> WORK TASK
Only a number is wanted: the count of lines in this listing that contain "icon".

> INPUT DATA

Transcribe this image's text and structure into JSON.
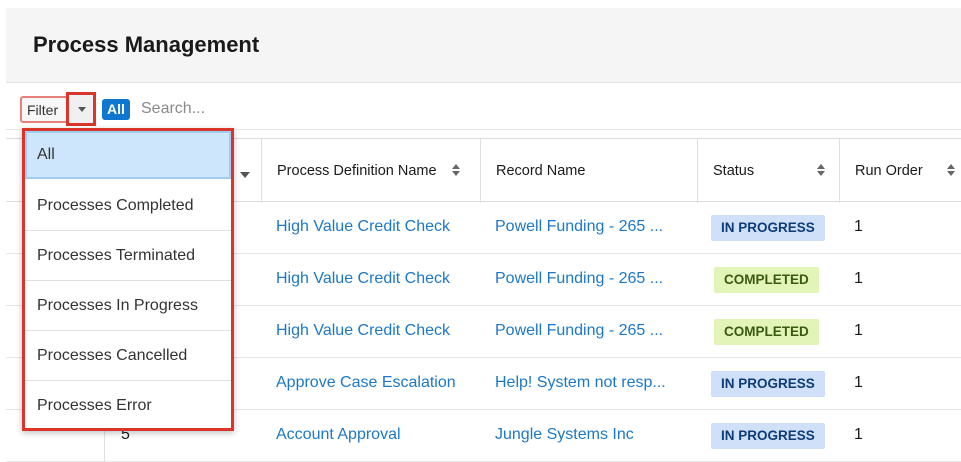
{
  "page": {
    "title": "Process Management"
  },
  "filter": {
    "label": "Filter",
    "active_filter": "All",
    "search_placeholder": "Search..."
  },
  "dropdown": {
    "items": [
      {
        "label": "All",
        "selected": true
      },
      {
        "label": "Processes Completed"
      },
      {
        "label": "Processes Terminated"
      },
      {
        "label": "Processes In Progress"
      },
      {
        "label": "Processes Cancelled"
      },
      {
        "label": "Processes Error"
      }
    ]
  },
  "table": {
    "columns": [
      "Process Definition Name",
      "Record Name",
      "Status",
      "Run Order"
    ],
    "rows": [
      {
        "id": "",
        "definition": "High Value Credit Check",
        "record": "Powell Funding - 265 ...",
        "status": "IN PROGRESS",
        "status_type": "progress",
        "run_order": "1"
      },
      {
        "id": "",
        "definition": "High Value Credit Check",
        "record": "Powell Funding - 265 ...",
        "status": "COMPLETED",
        "status_type": "completed",
        "run_order": "1"
      },
      {
        "id": "",
        "definition": "High Value Credit Check",
        "record": "Powell Funding - 265 ...",
        "status": "COMPLETED",
        "status_type": "completed",
        "run_order": "1"
      },
      {
        "id": "",
        "definition": "Approve Case Escalation",
        "record": "Help! System not resp...",
        "status": "IN PROGRESS",
        "status_type": "progress",
        "run_order": "1"
      },
      {
        "id": "5",
        "definition": "Account Approval",
        "record": "Jungle Systems Inc",
        "status": "IN PROGRESS",
        "status_type": "progress",
        "run_order": "1"
      }
    ]
  },
  "colors": {
    "link": "#1c78c7",
    "highlight": "#d9352b",
    "pill": "#0f77cf",
    "badge_progress_bg": "#cfe0f8",
    "badge_completed_bg": "#e3f4b8"
  }
}
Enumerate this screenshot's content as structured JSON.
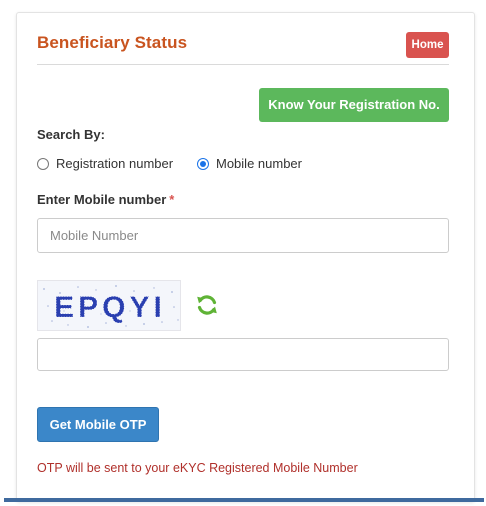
{
  "header": {
    "title": "Beneficiary Status",
    "home_label": "Home"
  },
  "know_registration_label": "Know Your Registration No.",
  "search_by": {
    "label": "Search By:",
    "options": [
      {
        "label": "Registration number",
        "selected": false
      },
      {
        "label": "Mobile number",
        "selected": true
      }
    ]
  },
  "mobile_field": {
    "label": "Enter Mobile number",
    "required_mark": "*",
    "placeholder": "Mobile Number",
    "value": ""
  },
  "captcha": {
    "text": "EPQYI",
    "refresh_icon": "refresh-icon",
    "input_value": ""
  },
  "otp_button_label": "Get Mobile OTP",
  "note": "OTP will be sent to your eKYC Registered Mobile Number",
  "colors": {
    "title": "#c9541f",
    "home_button": "#d9534f",
    "know_button": "#5cb85c",
    "otp_button": "#3b87c9",
    "note": "#b0302b",
    "radio_checked": "#1a73e8"
  }
}
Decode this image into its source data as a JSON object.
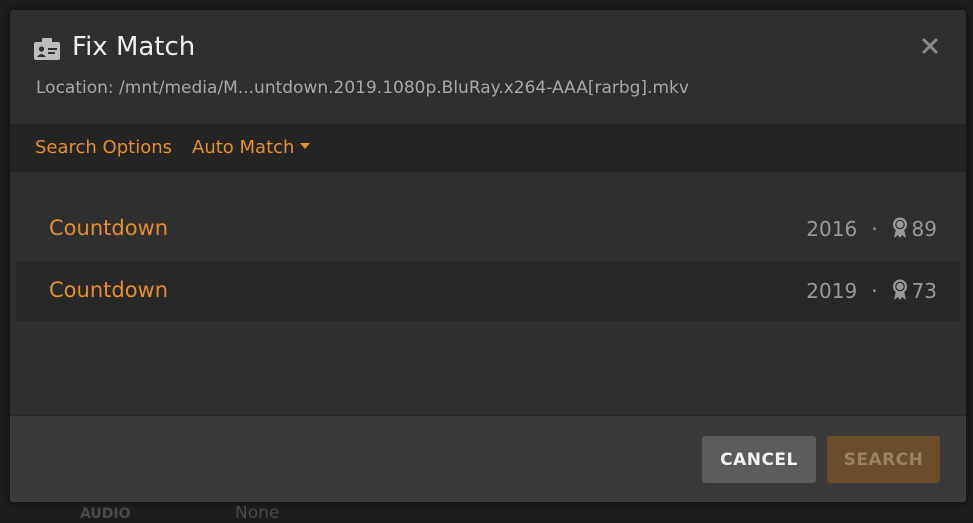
{
  "background": {
    "audio_label": "AUDIO",
    "audio_value": "None"
  },
  "dialog": {
    "title": "Fix Match",
    "title_icon": "id-card-icon",
    "close_icon": "close-icon",
    "location": "Location: /mnt/media/M...untdown.2019.1080p.BluRay.x264-AAA[rarbg].mkv"
  },
  "toolbar": {
    "search_options_label": "Search Options",
    "auto_match_label": "Auto Match"
  },
  "results": [
    {
      "title": "Countdown",
      "year": "2016",
      "separator": "·",
      "score": "89"
    },
    {
      "title": "Countdown",
      "year": "2019",
      "separator": "·",
      "score": "73"
    }
  ],
  "footer": {
    "cancel_label": "CANCEL",
    "search_label": "SEARCH"
  },
  "colors": {
    "accent": "#e58e2e",
    "modal_bg": "#2f2f2f",
    "toolbar_bg": "#242424",
    "footer_bg": "#3a3a3a"
  }
}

> ANSWER TO THIS TASK
3